Start of Data to process
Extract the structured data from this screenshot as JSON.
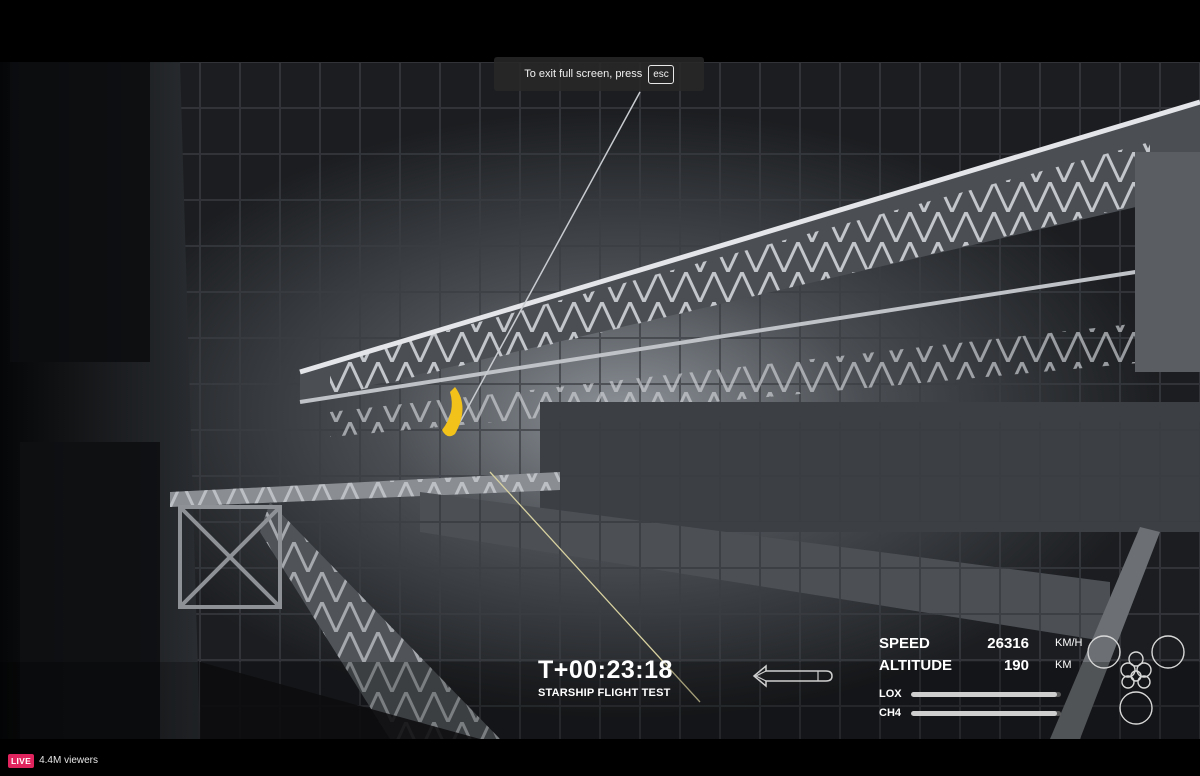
{
  "fullscreen_notice": {
    "text": "To exit full screen, press",
    "key_label": "esc"
  },
  "hud": {
    "timer": "T+00:23:18",
    "mission": "STARSHIP FLIGHT TEST",
    "speed": {
      "label": "SPEED",
      "value": "26316",
      "unit": "KM/H"
    },
    "altitude": {
      "label": "ALTITUDE",
      "value": "190",
      "unit": "KM"
    },
    "propellant": [
      {
        "label": "LOX",
        "level": 0.97
      },
      {
        "label": "CH4",
        "level": 0.97
      }
    ]
  },
  "stream": {
    "live_label": "LIVE",
    "viewers": "4.4M viewers"
  },
  "colors": {
    "live_badge": "#e0245e",
    "hud_text": "#ffffff",
    "banana": "#f2c21b"
  }
}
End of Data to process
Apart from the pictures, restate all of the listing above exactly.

-- Answer space --
Extract the structured data from this screenshot as JSON.
{
  "fullscreen_notice": {
    "text": "To exit full screen, press",
    "key_label": "esc"
  },
  "hud": {
    "timer": "T+00:23:18",
    "mission": "STARSHIP FLIGHT TEST",
    "speed": {
      "label": "SPEED",
      "value": "26316",
      "unit": "KM/H"
    },
    "altitude": {
      "label": "ALTITUDE",
      "value": "190",
      "unit": "KM"
    },
    "propellant": [
      {
        "label": "LOX",
        "level": 0.97
      },
      {
        "label": "CH4",
        "level": 0.97
      }
    ]
  },
  "stream": {
    "live_label": "LIVE",
    "viewers": "4.4M viewers"
  },
  "colors": {
    "live_badge": "#e0245e",
    "hud_text": "#ffffff",
    "banana": "#f2c21b"
  }
}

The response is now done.